I've never understood the appeal of wanting your app to be out on day one. Developing a product against a specification that is in flux and which hasn't even been completed is unnecessarily painful, and by definition only grabs you the customers at the very bleeding edge.
If you're writing apps to target Win8.1 (and you don't work at Microsoft, or a third party company that has a good reason to have your app out on launch date), you should probably instead be writing an app to target Win8 - since that's where all of your (app) customers are going to be. When Win8.1 actually comes out, you can then update your app to take advantage of the Win8.1 features, and you'll have the actual build of Windows that your customers will be using, and in the meantime your customers can use your product before Win8.1 is launched (since you built it for Win8), and it'll be easier to decouple the Win8.1 features so that your app will work on both, since you'll be building a Win8 app with Win8.1 features bolted on later, rather than having a hard coupling to Win8.1 from the start.
Also, if your app works on Win8, it'll work on Win8.1 for free, so it's not like you're losing customers by having a Win8 app instead of a Win8.1 app on Win8.1's launch date. It's just you won't have Win8.1 features until you retro-fit them in a couple of weeks and months later.
They call it the bleeding edge for a reason. If you've got a requirement to launch your app within a week or so of Win8.1's launch, then good luck to you. But if you don't, it's just masochism and a whole world of pain to develop for a product you don't know, your customers don't have, and that you can't test against.

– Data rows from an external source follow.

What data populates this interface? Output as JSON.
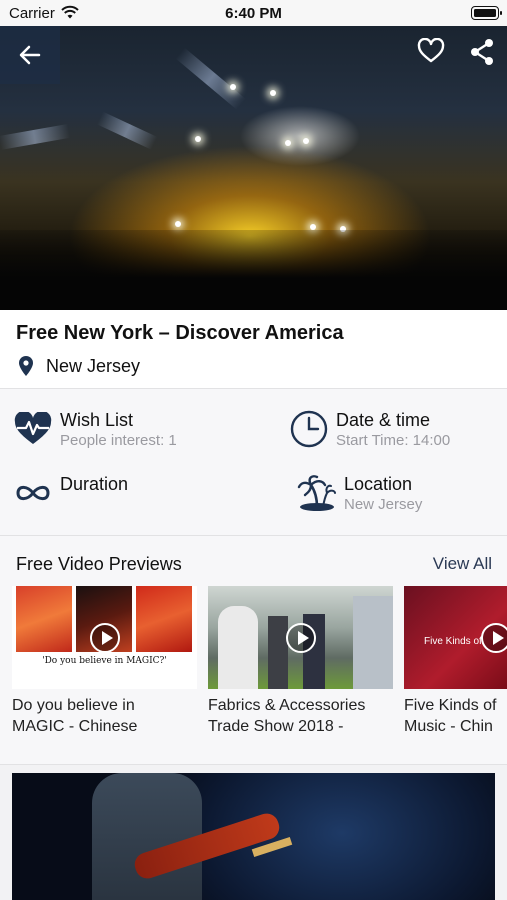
{
  "status_bar": {
    "carrier": "Carrier",
    "time": "6:40 PM"
  },
  "header": {
    "back_icon": "arrow-left-icon",
    "favorite_icon": "heart-outline-icon",
    "share_icon": "share-icon"
  },
  "event": {
    "title": "Free New York – Discover America",
    "place": "New Jersey"
  },
  "info": {
    "wish_list": {
      "label": "Wish List",
      "sub": "People interest: 1",
      "icon": "heart-pulse-icon"
    },
    "date_time": {
      "label": "Date & time",
      "sub": "Start Time: 14:00",
      "icon": "clock-icon"
    },
    "duration": {
      "label": "Duration",
      "icon": "infinity-icon"
    },
    "location": {
      "label": "Location",
      "sub": "New Jersey",
      "icon": "palm-island-icon"
    }
  },
  "videos": {
    "heading": "Free Video Previews",
    "view_all": "View All",
    "items": [
      {
        "title_line1": "Do you believe in",
        "title_line2": "MAGIC - Chinese",
        "thumb_caption": "'Do you believe in MAGIC?'"
      },
      {
        "title_line1": "Fabrics & Accessories",
        "title_line2": "Trade Show 2018 -"
      },
      {
        "title_line1": "Five Kinds of",
        "title_line2": "Music - Chin",
        "thumb_caption": "Five Kinds of"
      }
    ]
  },
  "colors": {
    "accent": "#2b3a55",
    "muted": "#9a9aa0",
    "icon": "#1f3350"
  }
}
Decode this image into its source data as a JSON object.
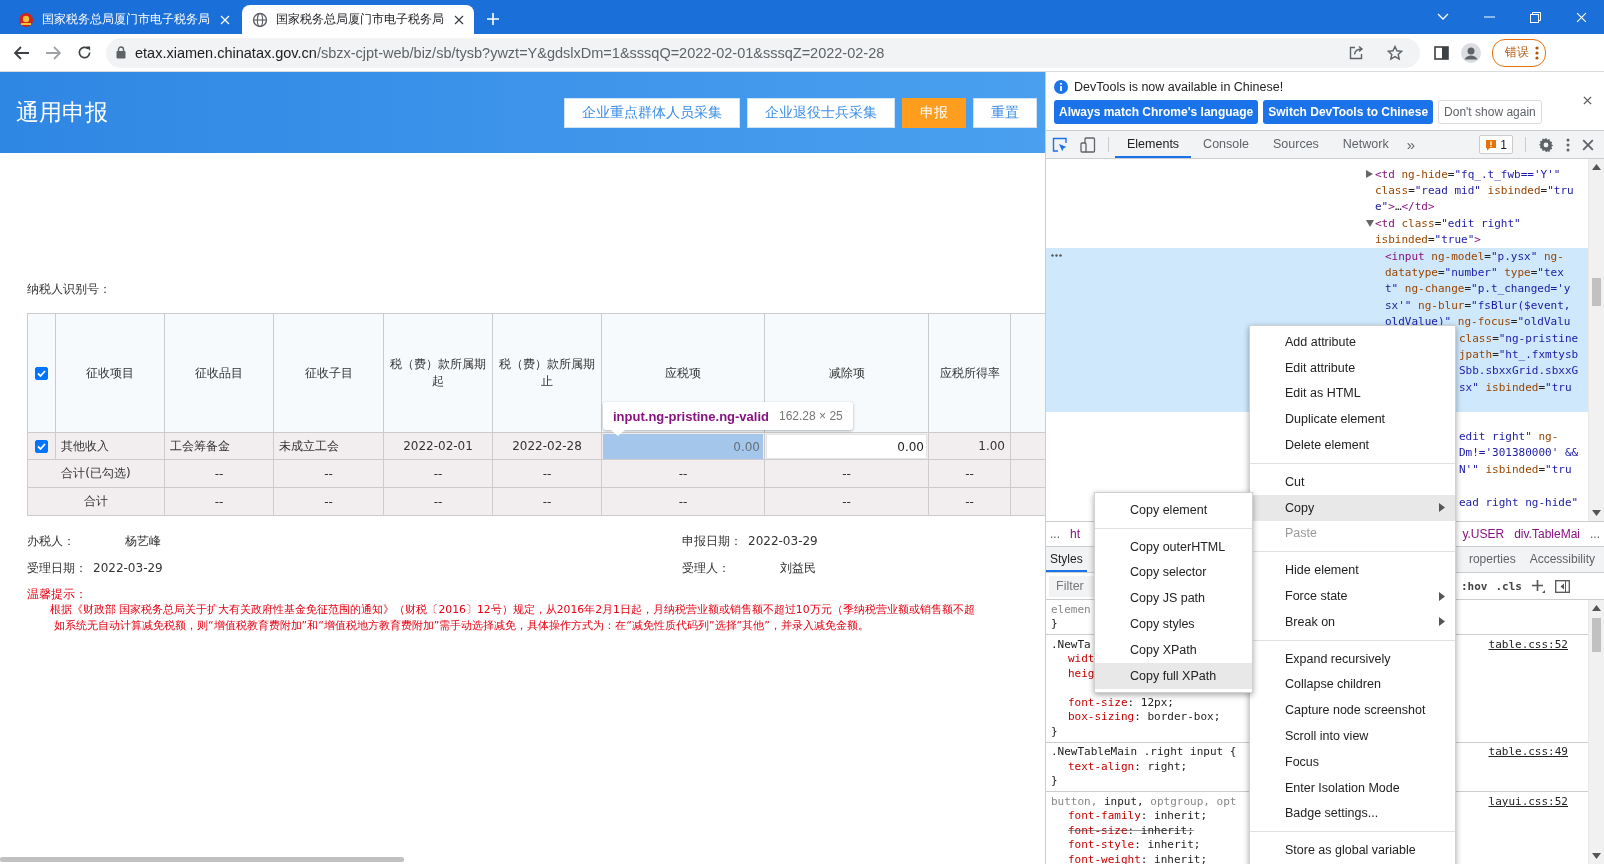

For the record, I don't think this is specific to Microsoft or Windows. I'd also suggest not writing starting to write apps for the iPhone 6 or 7, at least until they launch those too